(图片：水灾给百姓带来巨大的损失。| 来源：Canva 图片库)
(图片：淹没的村镇。 | 来源：Canva 图片库)
While its towns bear the consequences of extreme weather, experts and politicians push for a long-awaited climate bill to be signed into law.
MANY Malaysians remember the floods of December 2021, when roads turned to rivers, and homes were swept away or submerged by rising water.
The disaster claimed 50 lives, at least 400,000 people had to be evacuated and financial losses were estimated at RM6.1 billion, according to a 2022 analysis by Serina Rahman, an environmental anthropologist.
Young Syefura Othman, the member of parliament for Bentong district in Pahang, recalls how three consecutive days of pelting rain inundated her constituency. The flooding happened “of course because of climate change,” she said.

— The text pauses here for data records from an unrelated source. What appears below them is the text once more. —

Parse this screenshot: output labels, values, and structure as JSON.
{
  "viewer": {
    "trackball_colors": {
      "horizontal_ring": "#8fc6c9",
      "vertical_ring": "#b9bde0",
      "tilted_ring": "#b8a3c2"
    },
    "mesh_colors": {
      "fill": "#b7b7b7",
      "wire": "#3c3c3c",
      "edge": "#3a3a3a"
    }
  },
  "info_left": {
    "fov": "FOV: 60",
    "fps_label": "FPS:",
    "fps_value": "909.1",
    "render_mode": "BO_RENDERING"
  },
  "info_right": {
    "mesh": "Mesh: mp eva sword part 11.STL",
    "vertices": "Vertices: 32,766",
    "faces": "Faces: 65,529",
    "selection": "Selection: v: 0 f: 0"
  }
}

(A man walks through floodwaters in Taman Sri Muda, Malaysia, December 2021 | Image: Alamy)
Floods might hog the current natural disaster news in Malaysia, but landslides are occurring too. Does Malaysia have what it takes to handle landslides?
CARRYING her one-month-old baby, Pricila Gracelyn rushed out from her hillside house in Penampang, Sabah in terror and pain as a big falling tree and cascading mud almost split her home into two.
“I was just about to lay my baby down on the bed when I suddenly heard a loud sound coming from above us. I thought it was thunder,” remembers Gracelyn.
“Maybe it’s my instincts, I carried my baby and escaped from the room, and in a blink [of an eye], our house was destroyed by the landslide.”
(Composite photo: Soil and trees destroyed Gracelyn’s house in Penampang, Sabah in September | Pics by Pricila Gracelyn)